Located at 90 Main Street, Andover, Massachusetts
Signs of Dyslexia
How is dyslexia helped?
Dyslexia is a life-long learning difference. The Orton-Gillingham approach is a scientifically proven multisensory approach that supports dyslexia. This means that students are not expected to memorize information, but instead they will learn through practice using their visual, auditory, kinesthetic, and tactile senses. By using multisensory pathways and by doing, students retain and apply the information learned. The English language is 80% predictable and students will learn phonemic awareness of predictable letter-sound patterns in singular and combination formations. Research shows that the differences in the dyslexic brain can be supported using the Orton-Gillingham approach. Two individualized one-hour sessions will improve reading comprehension and spelling. Each lesson plan is carefully created to meet the specific needs of the student.
Why an Orton-Gillingham Certfied Therapeutic Practitioner?
Orton-Gillingham is a multisensory approach to teaching predictable reading and spelling English language patterns. Students are taught strategies to use their knowledge to read and spell words with which they are not yet familiar. It's a program that is adjusted to meet the needs of the student. Every lesson is planned for the student's area of need. This is a life changing program for any aged person who has dyslexia and reading/spelling differences.
There are important differences between a trained and certified Orton-Gillingham practitioner. For effective progress, the practitioner you select for your child needs to be a Certified, not trained, Orton-Gillingham therapeutic practitioner. Tutors who have training means they attended a workshop without a supervised practicum. Be sure to ask your tutor if they are certified and their certification is current.

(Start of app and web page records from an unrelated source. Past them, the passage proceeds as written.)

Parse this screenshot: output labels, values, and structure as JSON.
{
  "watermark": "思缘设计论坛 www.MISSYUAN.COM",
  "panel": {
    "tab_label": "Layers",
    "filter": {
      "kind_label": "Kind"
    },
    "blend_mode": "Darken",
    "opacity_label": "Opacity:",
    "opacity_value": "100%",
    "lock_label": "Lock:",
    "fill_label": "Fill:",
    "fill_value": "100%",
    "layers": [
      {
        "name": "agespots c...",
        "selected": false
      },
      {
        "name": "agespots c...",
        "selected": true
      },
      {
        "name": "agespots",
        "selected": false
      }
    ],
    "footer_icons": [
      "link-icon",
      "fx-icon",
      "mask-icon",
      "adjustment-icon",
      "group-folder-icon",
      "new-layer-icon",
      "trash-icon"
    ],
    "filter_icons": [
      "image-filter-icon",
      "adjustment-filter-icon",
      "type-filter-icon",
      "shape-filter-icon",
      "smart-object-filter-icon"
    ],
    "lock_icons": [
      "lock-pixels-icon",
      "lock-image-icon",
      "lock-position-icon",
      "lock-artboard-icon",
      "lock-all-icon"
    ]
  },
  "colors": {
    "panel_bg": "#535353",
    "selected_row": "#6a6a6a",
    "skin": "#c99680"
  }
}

It takes dedication and commitment to become certified in Orton-Gillingham. To earn Orton-Gillingham certification with Initial and Advanced levels, the tutor has spent fifty to one hundred hours in class, reading and writing reports, passing quizzes, a midterm and a final. The most important step in the Orton-Gillingham certification is that the practitioner has passed a one hundred to four hundred hour supervised practicum. A supervised practicum provides continual feedback and instruction improvements to ensure the tutor meets high standards in teaching procedures and practices. Certified practitioners have also had thorough background checks. Security checks are done as a prerequisite to the Orton-Gillingham certification program. Often, certified Orton-Gillingham practitioners will have a higher hourly rate than non-certified reading tutors, and can be an indication of the skills. Rates vary because of certification level and experience.
The Evaluation for Dyslexia
The process starts with a Core Evaluation by your town's school district. An independent evaluation will need to follow your school's evaluation by a neuropsychologist who specializes in dyslexia and language based challenges.
Why do you need this? Your school's Core Evaluation will not be thorough enough.
Schools do not diagnosis dyslexia and reading challenges because dyslexia is considered a medical diagnosis. This critical piece of the evaluation is done by an independent neuropsychologist with expertise in dyslexia. There are more in depth tests for phonological awareness, word attach, word id, pseudo word, reading comprehension, and memory that complete the evaluation.
Who do you turn to for the complete diagnosis? There are recommended neuropsychologists under Professional Resources who do specialize in reading and dyslexia. You can also ask your pediatrician for a recommendation.
The Orton-Gillingham seven step lesson plan includes:
1) Phonograms (letter to sound patterns) and phonemic blending drills for automaticity;
2) Review words;
3) New Feature Work (it may be a phoneme, a spelling rule, a syllable type, or a Latin morpheme);
4) Phonemic Awareness, Fluency Drills,
5) Sound to letter association drill (What Says?);
6) Spelling and Sentence Dictation for grammar and spelling;
7) Oral Reading for fluency and comprehension.
You will need to be able to commit to two one-hour sessions per week. It will take approximately one to two school years to master levels one through four of the Orton-Gillingham program depending on the ability of the student. Level 5 may be completed later for younger students. An Accelerated Program for teens and adults may be possible and will take approximately twelve weeks when meeting twice per week depending on the student's ability. You will learn and practice phonemes, spelling rules and generalizations, common letter-sound patterns, learn affixes, Latin Roots, Greek combining forms, and work on active reading strategies to aid comprehension.